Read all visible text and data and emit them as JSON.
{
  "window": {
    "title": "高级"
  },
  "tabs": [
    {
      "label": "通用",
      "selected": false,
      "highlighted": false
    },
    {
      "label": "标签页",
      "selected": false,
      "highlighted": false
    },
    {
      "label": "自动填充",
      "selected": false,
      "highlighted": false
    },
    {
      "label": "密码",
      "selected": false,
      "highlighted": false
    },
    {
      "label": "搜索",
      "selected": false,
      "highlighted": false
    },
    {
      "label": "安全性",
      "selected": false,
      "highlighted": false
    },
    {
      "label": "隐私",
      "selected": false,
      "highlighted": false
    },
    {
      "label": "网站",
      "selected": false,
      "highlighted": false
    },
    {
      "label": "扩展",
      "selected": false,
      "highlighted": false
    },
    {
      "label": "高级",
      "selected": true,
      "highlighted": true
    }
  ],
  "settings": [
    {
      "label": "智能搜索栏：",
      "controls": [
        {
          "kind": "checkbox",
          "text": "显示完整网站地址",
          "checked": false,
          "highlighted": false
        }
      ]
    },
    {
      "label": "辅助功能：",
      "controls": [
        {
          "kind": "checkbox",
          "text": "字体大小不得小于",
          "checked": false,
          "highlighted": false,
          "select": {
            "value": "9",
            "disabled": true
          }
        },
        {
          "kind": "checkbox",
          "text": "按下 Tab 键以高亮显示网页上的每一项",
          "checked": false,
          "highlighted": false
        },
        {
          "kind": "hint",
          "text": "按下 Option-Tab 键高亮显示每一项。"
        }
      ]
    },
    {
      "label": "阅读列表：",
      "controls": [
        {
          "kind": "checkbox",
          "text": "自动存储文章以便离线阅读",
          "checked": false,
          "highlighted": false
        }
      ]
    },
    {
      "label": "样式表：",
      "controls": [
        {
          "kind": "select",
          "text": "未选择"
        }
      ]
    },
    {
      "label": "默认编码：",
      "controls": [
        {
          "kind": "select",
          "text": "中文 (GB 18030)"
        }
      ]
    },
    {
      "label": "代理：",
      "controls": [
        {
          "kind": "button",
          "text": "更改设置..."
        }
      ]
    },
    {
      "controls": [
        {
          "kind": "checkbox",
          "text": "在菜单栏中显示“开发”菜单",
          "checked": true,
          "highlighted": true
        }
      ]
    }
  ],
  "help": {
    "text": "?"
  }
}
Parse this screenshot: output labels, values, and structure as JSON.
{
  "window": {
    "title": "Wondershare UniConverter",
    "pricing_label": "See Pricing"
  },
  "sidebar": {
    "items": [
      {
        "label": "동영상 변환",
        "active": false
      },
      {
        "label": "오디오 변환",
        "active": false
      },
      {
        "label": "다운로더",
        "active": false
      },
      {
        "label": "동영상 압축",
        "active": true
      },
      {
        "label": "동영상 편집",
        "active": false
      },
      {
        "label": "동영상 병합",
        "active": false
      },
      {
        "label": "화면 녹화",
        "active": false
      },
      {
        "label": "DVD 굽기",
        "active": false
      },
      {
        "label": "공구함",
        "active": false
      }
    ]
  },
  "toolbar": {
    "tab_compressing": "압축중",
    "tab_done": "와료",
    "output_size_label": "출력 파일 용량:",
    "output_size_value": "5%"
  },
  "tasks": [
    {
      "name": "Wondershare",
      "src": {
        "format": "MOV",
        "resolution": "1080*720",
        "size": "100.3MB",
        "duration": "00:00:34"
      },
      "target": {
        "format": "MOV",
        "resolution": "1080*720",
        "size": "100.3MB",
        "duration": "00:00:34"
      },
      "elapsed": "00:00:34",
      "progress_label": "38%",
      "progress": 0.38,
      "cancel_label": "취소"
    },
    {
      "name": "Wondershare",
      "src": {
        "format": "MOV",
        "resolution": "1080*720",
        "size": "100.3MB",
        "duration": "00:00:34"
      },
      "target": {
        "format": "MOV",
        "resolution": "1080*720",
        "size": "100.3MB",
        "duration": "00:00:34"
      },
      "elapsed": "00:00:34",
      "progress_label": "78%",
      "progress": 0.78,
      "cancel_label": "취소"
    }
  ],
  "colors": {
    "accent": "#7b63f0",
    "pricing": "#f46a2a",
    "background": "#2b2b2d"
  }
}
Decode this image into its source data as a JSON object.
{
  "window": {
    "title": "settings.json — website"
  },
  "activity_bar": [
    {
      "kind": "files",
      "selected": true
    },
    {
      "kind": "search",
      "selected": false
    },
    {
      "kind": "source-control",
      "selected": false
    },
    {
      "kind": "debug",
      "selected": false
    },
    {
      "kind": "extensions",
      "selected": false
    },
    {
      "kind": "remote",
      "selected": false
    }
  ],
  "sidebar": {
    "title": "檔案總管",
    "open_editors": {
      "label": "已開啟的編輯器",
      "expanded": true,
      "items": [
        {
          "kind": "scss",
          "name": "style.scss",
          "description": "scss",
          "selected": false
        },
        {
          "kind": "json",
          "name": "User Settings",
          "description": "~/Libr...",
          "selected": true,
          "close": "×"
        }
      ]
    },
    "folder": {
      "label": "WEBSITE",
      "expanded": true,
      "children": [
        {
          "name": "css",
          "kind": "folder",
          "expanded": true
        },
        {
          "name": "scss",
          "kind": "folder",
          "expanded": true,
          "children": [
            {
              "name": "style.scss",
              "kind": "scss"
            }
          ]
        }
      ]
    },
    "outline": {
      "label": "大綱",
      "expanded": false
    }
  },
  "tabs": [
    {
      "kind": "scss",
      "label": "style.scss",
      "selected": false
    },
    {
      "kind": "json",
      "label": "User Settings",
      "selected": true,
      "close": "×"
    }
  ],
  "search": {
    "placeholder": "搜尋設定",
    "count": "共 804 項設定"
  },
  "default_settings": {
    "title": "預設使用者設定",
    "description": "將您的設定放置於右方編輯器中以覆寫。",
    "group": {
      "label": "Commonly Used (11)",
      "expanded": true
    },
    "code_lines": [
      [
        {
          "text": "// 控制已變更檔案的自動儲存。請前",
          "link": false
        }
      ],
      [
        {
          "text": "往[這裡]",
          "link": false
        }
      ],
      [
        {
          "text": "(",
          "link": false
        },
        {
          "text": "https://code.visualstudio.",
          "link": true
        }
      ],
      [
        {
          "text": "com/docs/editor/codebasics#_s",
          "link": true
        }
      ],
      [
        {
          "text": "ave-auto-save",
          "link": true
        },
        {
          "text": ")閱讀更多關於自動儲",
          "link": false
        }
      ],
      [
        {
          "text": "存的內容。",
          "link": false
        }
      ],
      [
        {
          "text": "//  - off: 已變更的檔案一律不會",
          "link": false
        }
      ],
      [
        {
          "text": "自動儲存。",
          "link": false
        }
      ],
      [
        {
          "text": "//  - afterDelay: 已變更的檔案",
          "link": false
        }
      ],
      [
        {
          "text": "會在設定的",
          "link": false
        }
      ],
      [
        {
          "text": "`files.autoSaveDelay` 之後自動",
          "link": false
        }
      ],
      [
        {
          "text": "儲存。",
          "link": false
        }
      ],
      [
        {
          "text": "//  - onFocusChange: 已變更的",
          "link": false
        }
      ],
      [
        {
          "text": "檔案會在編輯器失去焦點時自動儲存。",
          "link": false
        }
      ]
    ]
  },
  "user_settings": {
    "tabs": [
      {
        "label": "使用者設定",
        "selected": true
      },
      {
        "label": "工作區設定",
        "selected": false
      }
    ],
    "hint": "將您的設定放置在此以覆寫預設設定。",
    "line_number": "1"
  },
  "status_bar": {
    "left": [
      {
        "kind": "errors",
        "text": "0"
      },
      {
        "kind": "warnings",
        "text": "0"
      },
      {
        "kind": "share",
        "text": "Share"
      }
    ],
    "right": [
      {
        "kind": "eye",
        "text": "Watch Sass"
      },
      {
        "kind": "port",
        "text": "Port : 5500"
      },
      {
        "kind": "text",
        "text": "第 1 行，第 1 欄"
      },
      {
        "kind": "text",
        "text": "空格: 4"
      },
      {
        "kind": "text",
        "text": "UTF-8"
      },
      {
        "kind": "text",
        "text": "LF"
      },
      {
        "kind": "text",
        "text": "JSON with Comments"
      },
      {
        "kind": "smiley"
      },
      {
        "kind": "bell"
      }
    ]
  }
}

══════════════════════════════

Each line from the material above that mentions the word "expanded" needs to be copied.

• Result
      "expanded": true,
      "expanded": true,
          "expanded": true
          "expanded": true,
      "expanded": false
      "expanded": true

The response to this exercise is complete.